The costs and risks of overdraft protection are not well understood by many Americans. So it’s no surprise that a new study using mystery shoppers found that big banks’ explanations of overdraft protection programs are inconsistent and unclear.
That was one major finding in a report by the California Reinvestment Coalition, Woodstock Institute, Reinvestment Partners and New Economy Project. The four organizations are calling upon the Consumer Financial Protection Bureau and federal banking regulators to toughen up consumer protections.
A little background: Banks used to automatically enroll customers in so-called overdraft protection, which enabled the bank to cover the overdraft and then charge the customer a fee. In 2009, a new federal rule said customers would have to choose or opt in to this overdraft program if they wanted it. It’s clear that many people are still confused.
“The numerous conflicting and confusing messages given to the secret shoppers in more than 60 visits to bank branches should be great cause for concern for banks and for their regulators. These visits show that the $35 cup of coffee ($5 for coffee, $30 for overdraft fee) is alive and well. Overdraft opt-in rules are clearly not enough to protect consumers from this expensive product,” said Paulina Gonzalez, executive director of the California Reinvestment Coalition.
In the study, 64 mystery shopper visits were made to 39 big-bank branches in New York City, Oakland, Calif., Chicago and Durham, N.C. Four of the biggest banks in each city were selected. For each bank, the shoppers visited two branches in predominantly white neighborhoods and two branches in communities of color, the release said.
Some of the other findings:
- Inconsistency. The banks’ explanations of overdraft programs were “highly inconsistent, and often unclear and incorrect,” suggesting that consumers would be unable to make informed decisions about them, the release said.
- Triggers. In many cases, bank employees did not adequately explain how overdraft fees are triggered.
- Opt in. Instead of explaining that the overdraft program for ATM and debit cards has an opt-in requirement, as dictated by federal regulations, bank employees often led consumers to believe the feature was automatic.

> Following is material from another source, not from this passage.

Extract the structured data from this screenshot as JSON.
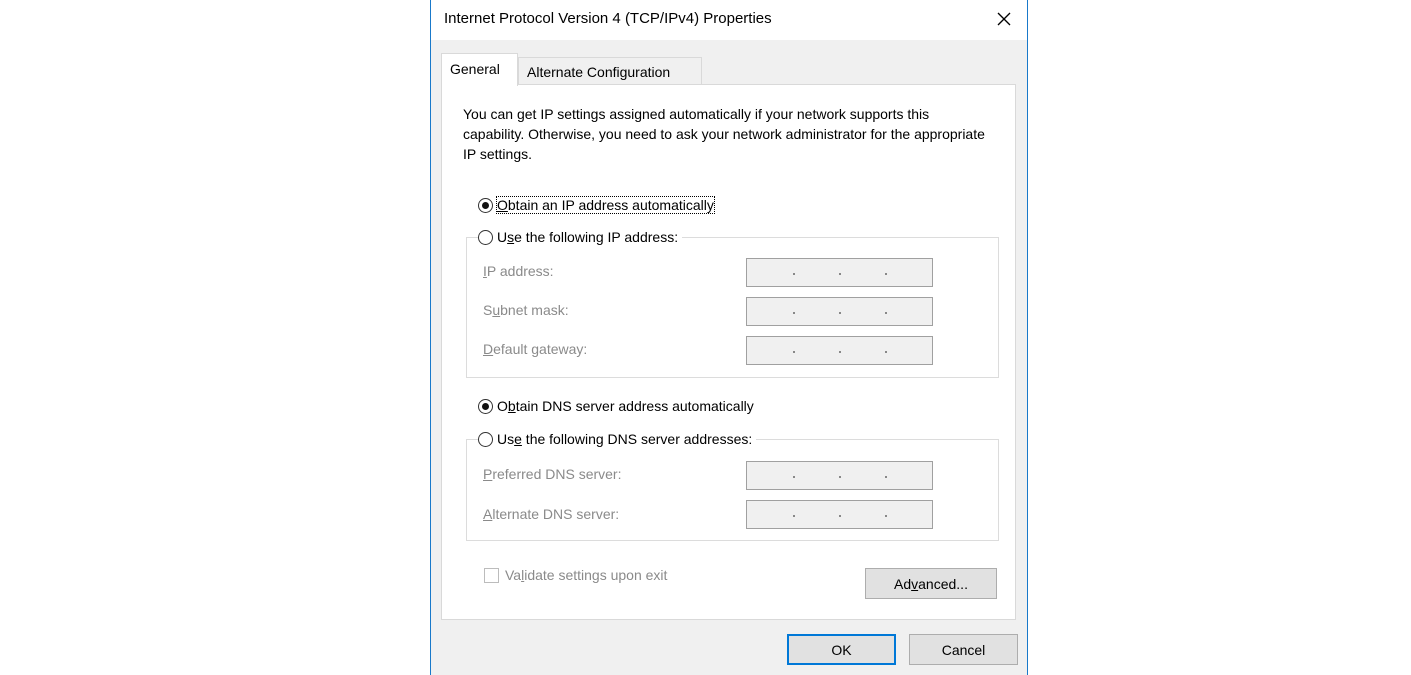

- White vs. non-white. “In two of the cities, bank branches visited in predominantly non-white neighborhoods had limited staff availability and long wait times, in stark contrast to well-staffed branches in predominantly white neighborhoods,” the release said.
The press release said:
“Overdraft on ATM withdrawals and debit purchases is a debt trap that pushes lower-income people out of the banking system. Regulators should ban this product,” said Josh Zinner, co-director of New Economy Project.
Banks generated $31.9 billion in revenue from overdrafts in 2013. “Banks derive the vast majority of overdraft revenue from a relatively small percentage of struggling customers who repeatedly overdraft, and who are disproportionately lower income or people of color,” the report said.
Are you aware of your bank’s overdraft policies? Are you signed up for overdraft protection? Share your comments below or on our Facebook page.